Salon series is for those seeking 'hindsight, insight, or foresight'

Narrowsburg, N.Y. The Delaware Valley Arts Alliance offers free events in January, February, and March on a wide range of themes that include art books, jazz, childhood fort building, a paper-cut shadow show, and storytelling.

| 21 Jan 2020 | 02:55

The Delaware Valley Arts Alliance's Winter Salon Series offers free arts events on Saturday afternoons throughout the winter.

"Whether it's hindsight, insight, or foresight they seek, our 2020 winter Salon Series encourages our audiences to connect and look back on the familiar, experience a transformation, and see the work with fresh eyes,” says Matt Carpenter, DVAA's Performing Arts Director.

All salon events will take place at 2 p.m. in the Krause Recital Hall, on the second floor of the Delaware Valley Arts Alliance, 37 Main St., Narrowsburg, N.Y.

Admission is free; donations will be appreciated. Seating is first-come, first-served basis. The schedule is subject to change, so call ahead to confirm each event. More information is available by calling 845-252-7576 or visiting

Childhood fort building

The series kicks off on Jan. 25 with photographer Ellen Brooks and book artist Stacy Wakefield discussing their collaboration on "Constructed Comfort," a book about the primary architecture of childhood fort building. The book presents two series of artworks by Brooks with which Wakefield created a limited-edition, riso-printed book. The collaborators will discuss the concept of artists’ books and show some favorite examples. They will also present the photographs and drawings of forts from the book. Participants will be invited to remember their own childhood forts and contribute to the ongoing project.

Piano jazz

Jazz pianist and music educator Billy Lester will give a concert on Feb. 22. Lester belongs to the family tree of jazz pianists connected to Lennie Tristano, who planted the seeds for free-jazz improvisation. Studying with Tristano’s protégé Sal Mosca for 16 years, Lester creates original compositions from variations on classic American songs' chord changes. His playing is gentle and probing, yet solid enough to carry strong melodic lines. Come hear what the online magazine Slate chose for its list of the best jazz of 2019, observing, “Lester ambles into uncharted alleys and wormholes while retaining an unassuming lyricism, and that’s rare." Jazz Times praised Lester’s sound as "spirited, compelling, purposeful, and technically accomplished piano jazz.”

Paper-cut shadow show

On Feb. 29 is “Long/Gone,” an immersive paper-cut shadow show by Philadelphia printmaker, shadow puppeteer, and paper-cut artist Erik Ruin. More than 100 feet long, “Long/Gone” is a single intricately cut piece of paper that flows freely from image to image, while narratives and scenarios drawn from classic works of literature, from Homer to Dante, emerge, collapse, and spill over and into each other. Philly Voice calls it “stark, intricate and wondrous – Ruin’s paper-cut art combines the enthralling fantasy of a storybook with the prismatic, fragmented beauty of a stained-glass window.” Multi-instrumentalist and composer Jesse Sparhawk will provide a live soundtrack on harp.

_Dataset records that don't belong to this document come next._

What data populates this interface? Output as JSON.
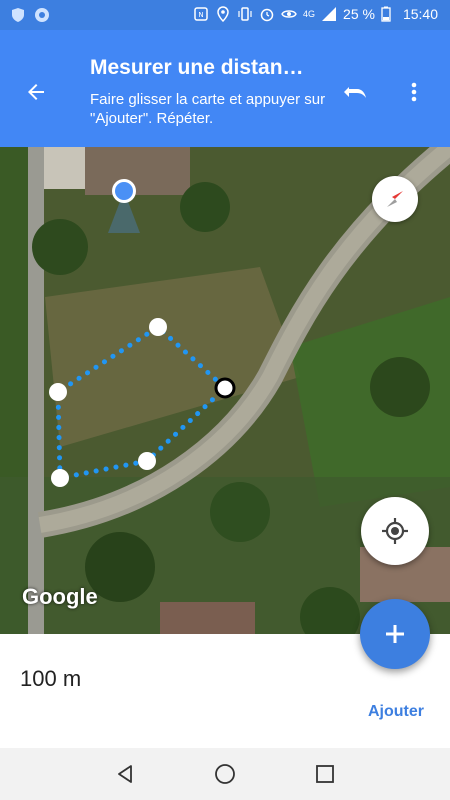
{
  "status_bar": {
    "network": "4G",
    "battery": "25 %",
    "time": "15:40"
  },
  "app_bar": {
    "title": "Mesurer une distan…",
    "subtitle": "Faire glisser la carte et appuyer sur \"Ajouter\". Répéter."
  },
  "map": {
    "attribution": "Google"
  },
  "measurement": {
    "distance": "100 m",
    "add_label": "Ajouter"
  },
  "colors": {
    "primary": "#4287f5",
    "status_bar": "#3d7fe0",
    "measure_line": "#2196f3"
  }
}
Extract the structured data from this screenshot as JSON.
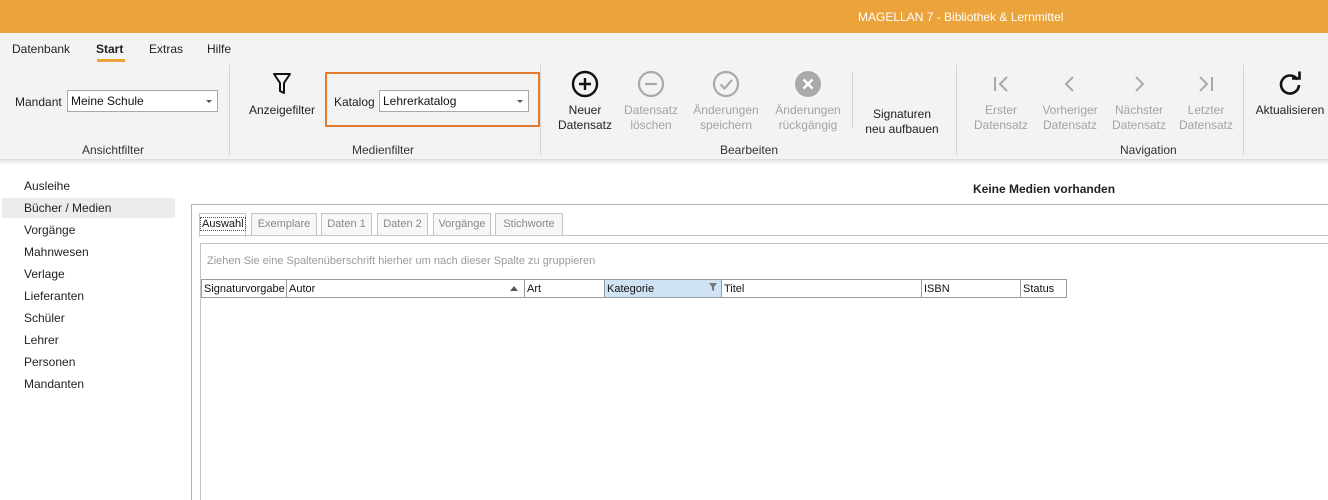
{
  "window": {
    "title": "MAGELLAN 7 - Bibliothek & Lernmittel"
  },
  "menu": {
    "items": [
      "Datenbank",
      "Start",
      "Extras",
      "Hilfe"
    ],
    "active": "Start"
  },
  "ribbon": {
    "ansichtfilter": {
      "label": "Ansichtfilter",
      "mandant_label": "Mandant",
      "mandant_value": "Meine Schule"
    },
    "medienfilter": {
      "label": "Medienfilter",
      "anzeigefilter": "Anzeigefilter",
      "katalog_label": "Katalog",
      "katalog_value": "Lehrerkatalog"
    },
    "bearbeiten": {
      "label": "Bearbeiten",
      "neuer": [
        "Neuer",
        "Datensatz"
      ],
      "loeschen": [
        "Datensatz",
        "löschen"
      ],
      "speichern": [
        "Änderungen",
        "speichern"
      ],
      "rueckgaengig": [
        "Änderungen",
        "rückgängig"
      ],
      "signaturen": [
        "Signaturen",
        "neu aufbauen"
      ]
    },
    "navigation": {
      "label": "Navigation",
      "erster": [
        "Erster",
        "Datensatz"
      ],
      "vorheriger": [
        "Vorheriger",
        "Datensatz"
      ],
      "naechster": [
        "Nächster",
        "Datensatz"
      ],
      "letzter": [
        "Letzter",
        "Datensatz"
      ]
    },
    "aktualisieren": "Aktualisieren"
  },
  "sidebar": {
    "items": [
      "Ausleihe",
      "Bücher / Medien",
      "Vorgänge",
      "Mahnwesen",
      "Verlage",
      "Lieferanten",
      "Schüler",
      "Lehrer",
      "Personen",
      "Mandanten"
    ],
    "selected": "Bücher / Medien"
  },
  "main": {
    "heading": "Keine Medien vorhanden",
    "tabs": [
      "Auswahl",
      "Exemplare",
      "Daten 1",
      "Daten 2",
      "Vorgänge",
      "Stichworte"
    ],
    "active_tab": "Auswahl",
    "group_panel_hint": "Ziehen Sie eine Spaltenüberschrift hierher um nach dieser Spalte zu gruppieren",
    "columns": [
      "Signaturvorgabe",
      "Autor",
      "Art",
      "Kategorie",
      "Titel",
      "ISBN",
      "Status"
    ]
  },
  "colors": {
    "accent": "#eba43c",
    "highlight_border": "#e27b2d",
    "selected_column": "#cfe3f5"
  }
}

Eclectic music

Kevin Graham, a Narrowsburg-based multi-instrumentalist, wiill perform on March 7. His improvisations are influenced by many styles, including jazz, classical, folk, and world music. From playing in East Village clubs as a teenager to working as a studio musician in his 20s, Graham has collected many techniques and has put them all together for his debut solo show. Looping live with his six-string ukulele, electric guitar, fretless bass, vocals, and various percussive instruments, Graham will perform a mix of eclectic musical motifs and melodies with improvised rhythms and solos. He pursues a balance between musicality and virtuosity, emphasizing emotional impact to build a composition in the moment.

Jonathan Charles Fox

The series wraps up on March 28 with Jonathan Charles Fox and his sidekick, Dharma the Wonder Dog. Fox will regale audiences with stories culled from his colorful life. An award-winning columnist, author, photographer and self-proclaimed bon vivant, he is known for his blend of humor, pathos, and “self-serving ingratiating joie de vivre.” “I never really know what I’m going to say until the audience shows up, since they are an integral part of the experience,” Fox said. “I may be in the driver’s seat, steering my way through my memoir, titled ‘Life in the Past Lane,' but there will surely be bumps in the road, twists, and turns, and it’s possible some hazards will show up in the rear view mirror. At some point, it will all screech to a halt, or simply crash and burn."

The activities of the Delaware Valley Arts Alliance are made possible in part by a grant from the New York State Council on the Arts with the support of Governor Andrew Cuomo and the New York State Legislature.